--- Records shown ---

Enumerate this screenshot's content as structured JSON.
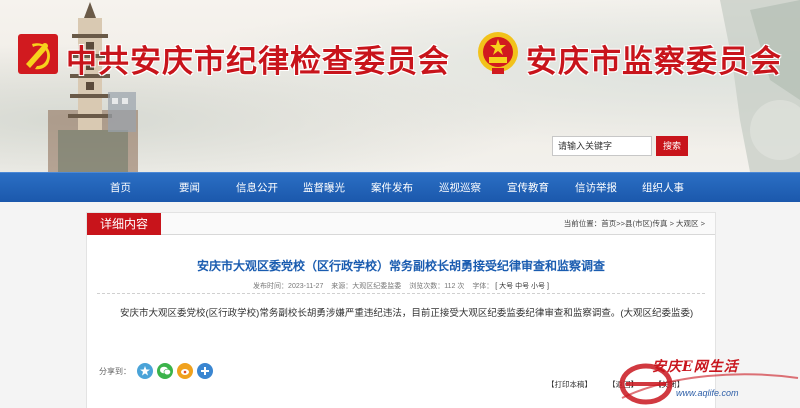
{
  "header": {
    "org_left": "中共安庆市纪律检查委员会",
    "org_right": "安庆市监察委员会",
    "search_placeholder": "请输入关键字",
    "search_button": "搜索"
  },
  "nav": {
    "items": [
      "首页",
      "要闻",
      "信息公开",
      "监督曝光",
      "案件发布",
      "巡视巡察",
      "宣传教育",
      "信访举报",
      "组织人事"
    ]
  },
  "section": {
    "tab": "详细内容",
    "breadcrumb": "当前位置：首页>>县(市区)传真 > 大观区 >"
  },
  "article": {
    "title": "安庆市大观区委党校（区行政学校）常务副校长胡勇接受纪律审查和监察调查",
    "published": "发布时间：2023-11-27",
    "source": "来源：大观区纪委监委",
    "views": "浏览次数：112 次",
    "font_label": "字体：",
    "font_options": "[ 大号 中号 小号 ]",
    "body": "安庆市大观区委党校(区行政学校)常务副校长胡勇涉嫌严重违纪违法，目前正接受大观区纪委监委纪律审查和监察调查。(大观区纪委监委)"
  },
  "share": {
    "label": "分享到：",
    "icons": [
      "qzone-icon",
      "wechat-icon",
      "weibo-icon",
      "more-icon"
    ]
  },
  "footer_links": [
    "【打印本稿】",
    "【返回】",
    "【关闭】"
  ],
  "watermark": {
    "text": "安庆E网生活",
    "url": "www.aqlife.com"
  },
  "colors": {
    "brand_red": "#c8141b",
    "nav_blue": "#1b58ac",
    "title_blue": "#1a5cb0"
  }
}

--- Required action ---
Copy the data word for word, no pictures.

--- Answer to this task ---
Enumerate this screenshot's content as structured JSON.
{
  "header": {
    "org_left": "中共安庆市纪律检查委员会",
    "org_right": "安庆市监察委员会",
    "search_placeholder": "请输入关键字",
    "search_button": "搜索"
  },
  "nav": {
    "items": [
      "首页",
      "要闻",
      "信息公开",
      "监督曝光",
      "案件发布",
      "巡视巡察",
      "宣传教育",
      "信访举报",
      "组织人事"
    ]
  },
  "section": {
    "tab": "详细内容",
    "breadcrumb": "当前位置：首页>>县(市区)传真 > 大观区 >"
  },
  "article": {
    "title": "安庆市大观区委党校（区行政学校）常务副校长胡勇接受纪律审查和监察调查",
    "published": "发布时间：2023-11-27",
    "source": "来源：大观区纪委监委",
    "views": "浏览次数：112 次",
    "font_label": "字体：",
    "font_options": "[ 大号 中号 小号 ]",
    "body": "安庆市大观区委党校(区行政学校)常务副校长胡勇涉嫌严重违纪违法，目前正接受大观区纪委监委纪律审查和监察调查。(大观区纪委监委)"
  },
  "share": {
    "label": "分享到：",
    "icons": [
      "qzone-icon",
      "wechat-icon",
      "weibo-icon",
      "more-icon"
    ]
  },
  "footer_links": [
    "【打印本稿】",
    "【返回】",
    "【关闭】"
  ],
  "watermark": {
    "text": "安庆E网生活",
    "url": "www.aqlife.com"
  },
  "colors": {
    "brand_red": "#c8141b",
    "nav_blue": "#1b58ac",
    "title_blue": "#1a5cb0"
  }
}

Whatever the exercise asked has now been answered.